Subscribe to email updates from Senator Donahue  
Capitol Views: Bill to reduce EBR school board membership gets second life PDF Print E-mail
Thursday, May 08 2014 - 12:59 pm
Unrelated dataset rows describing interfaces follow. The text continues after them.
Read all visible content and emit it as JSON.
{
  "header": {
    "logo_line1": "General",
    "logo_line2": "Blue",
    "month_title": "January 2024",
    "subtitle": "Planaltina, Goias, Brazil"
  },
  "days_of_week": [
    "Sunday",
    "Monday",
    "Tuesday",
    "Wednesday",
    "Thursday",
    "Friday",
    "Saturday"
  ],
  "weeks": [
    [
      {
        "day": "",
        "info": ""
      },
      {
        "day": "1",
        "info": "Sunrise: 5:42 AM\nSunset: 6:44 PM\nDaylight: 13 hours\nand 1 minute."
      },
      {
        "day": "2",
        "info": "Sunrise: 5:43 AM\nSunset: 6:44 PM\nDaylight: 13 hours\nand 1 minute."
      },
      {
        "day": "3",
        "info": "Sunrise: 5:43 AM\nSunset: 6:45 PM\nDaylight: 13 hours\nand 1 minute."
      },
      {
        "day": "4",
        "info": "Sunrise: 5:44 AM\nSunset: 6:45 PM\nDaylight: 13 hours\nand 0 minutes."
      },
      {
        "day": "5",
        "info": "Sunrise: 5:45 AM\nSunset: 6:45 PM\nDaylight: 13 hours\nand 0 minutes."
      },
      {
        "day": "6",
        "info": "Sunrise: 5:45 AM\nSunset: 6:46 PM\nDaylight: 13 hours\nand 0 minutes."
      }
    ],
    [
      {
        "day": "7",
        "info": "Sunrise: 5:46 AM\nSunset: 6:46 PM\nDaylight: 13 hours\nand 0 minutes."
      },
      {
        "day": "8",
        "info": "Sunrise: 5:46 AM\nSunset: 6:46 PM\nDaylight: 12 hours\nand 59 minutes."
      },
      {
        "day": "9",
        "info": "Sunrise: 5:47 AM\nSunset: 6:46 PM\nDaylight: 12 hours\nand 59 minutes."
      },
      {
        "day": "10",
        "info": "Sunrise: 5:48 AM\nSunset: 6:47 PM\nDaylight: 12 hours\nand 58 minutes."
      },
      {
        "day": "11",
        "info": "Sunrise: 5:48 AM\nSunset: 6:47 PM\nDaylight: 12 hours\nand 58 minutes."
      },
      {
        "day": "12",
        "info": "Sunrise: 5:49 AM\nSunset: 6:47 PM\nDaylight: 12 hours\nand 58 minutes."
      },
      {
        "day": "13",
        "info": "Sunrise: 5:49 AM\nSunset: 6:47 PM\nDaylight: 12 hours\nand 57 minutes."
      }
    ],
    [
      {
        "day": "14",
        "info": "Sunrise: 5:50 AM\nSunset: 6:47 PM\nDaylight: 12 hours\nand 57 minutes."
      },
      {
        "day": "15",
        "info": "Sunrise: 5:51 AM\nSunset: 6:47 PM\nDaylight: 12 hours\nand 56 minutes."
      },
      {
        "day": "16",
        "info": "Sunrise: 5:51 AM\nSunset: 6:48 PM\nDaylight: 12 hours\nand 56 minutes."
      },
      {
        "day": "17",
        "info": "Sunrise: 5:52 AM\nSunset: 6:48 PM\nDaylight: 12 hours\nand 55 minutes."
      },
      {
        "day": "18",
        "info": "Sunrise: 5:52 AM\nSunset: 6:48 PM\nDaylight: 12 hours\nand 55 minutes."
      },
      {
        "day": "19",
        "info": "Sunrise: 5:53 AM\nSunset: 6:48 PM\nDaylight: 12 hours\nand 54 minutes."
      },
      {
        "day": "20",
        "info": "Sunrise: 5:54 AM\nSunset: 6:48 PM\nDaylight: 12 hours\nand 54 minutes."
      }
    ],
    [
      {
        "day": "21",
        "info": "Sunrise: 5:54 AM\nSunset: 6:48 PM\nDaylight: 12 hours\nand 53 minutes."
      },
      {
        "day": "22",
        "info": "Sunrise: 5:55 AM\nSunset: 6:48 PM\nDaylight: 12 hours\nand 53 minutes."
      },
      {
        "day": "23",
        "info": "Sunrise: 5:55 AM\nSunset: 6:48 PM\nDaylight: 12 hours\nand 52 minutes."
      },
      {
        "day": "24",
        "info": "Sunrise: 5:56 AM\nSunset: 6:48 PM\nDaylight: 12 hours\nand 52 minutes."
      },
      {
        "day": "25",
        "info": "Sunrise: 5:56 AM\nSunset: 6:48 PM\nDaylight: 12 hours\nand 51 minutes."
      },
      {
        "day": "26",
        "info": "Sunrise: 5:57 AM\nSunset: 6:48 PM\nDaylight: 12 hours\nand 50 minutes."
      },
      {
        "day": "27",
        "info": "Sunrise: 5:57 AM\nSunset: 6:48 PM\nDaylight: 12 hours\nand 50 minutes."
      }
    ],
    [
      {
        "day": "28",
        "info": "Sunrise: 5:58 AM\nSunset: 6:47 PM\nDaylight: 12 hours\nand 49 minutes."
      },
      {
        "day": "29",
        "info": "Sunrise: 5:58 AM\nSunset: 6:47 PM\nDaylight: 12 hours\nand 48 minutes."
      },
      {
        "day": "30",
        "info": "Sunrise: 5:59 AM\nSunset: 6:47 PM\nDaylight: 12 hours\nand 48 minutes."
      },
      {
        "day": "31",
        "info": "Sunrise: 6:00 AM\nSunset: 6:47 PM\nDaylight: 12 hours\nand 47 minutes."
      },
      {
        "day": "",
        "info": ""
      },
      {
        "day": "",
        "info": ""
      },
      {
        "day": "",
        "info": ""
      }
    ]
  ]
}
By: Business Report

 

 

Less than 24 hours after the House rejected legislation to reduce the size of the East Baton Rouge Parish School Board, the Senate Education Committee approved its upper chamber counterpart today and gave the policy idea a second life. Yet even if the full Senate provides the same favor to SB 672 by Sen. Bodi White, R-Central, it still has to survive the House, which fell four votes shy Wednesday of passing HB 1178 by Rep. Dalton Honoré, D-Baton Rouge. White's proposal—which is supported by BRAC—would reduce the size of the board from 11 members to nine. In a move that could help the bill navigate through the rest of the session, White added an amendment that would make the resulting state law null and void if the school board adopts its own policy to lessen its membership by nine or fewer by Aug. 1. White said the school board is currently working on such a plan, adding: "They're still trying to figure out if it should be nine or seven, I think." He said the drop is justified because the student population is declining in the parish and communities have formed their own school systems over the years outside of the East Baton Rouge framework. The bill picked up only two nay votes following the committee's hearing and was opposed by Louisiana's statewide teachers' unions.

—The Senate Education Committee also passed today SB 343 by Sen. Jack Donahue, R-Mandeville, a constitutional amendment that would allow university management boards to set their own tuition and fees. If the bill can garner a two-thirds vote from both chambers and be accepted by voters on the November ballot, lawmakers would never again have to vote on a tuition increase bill. That would track how most all other states handle the issue. "The Legislature would be removed from the process," Donahue said. Barry Erwin, president of the Council for a Better Louisiana, said the change would give universities more flexibility in dealing with funding cuts from the state, which have become the norm. "I really don't think you're going to see institutions going way out of line in terms of market rates with tuition with this," Erwin said. With three opposing votes, the proposed constitutional amendment now moves to the full Senate.

(John Maginnis and Jeremy Alford will publish Capitol Views each afternoon on Daily Report PMthrough the end of the legislative session. The report is also available to subscribers atLaPolitics.com. Registration is available on the homepage.)

Louisiana Public Broadcasting is providing a daily video update featuring highlights of the session, which you can see beginning at 6 p.m. here.

 

 

ARTICLE SOURCE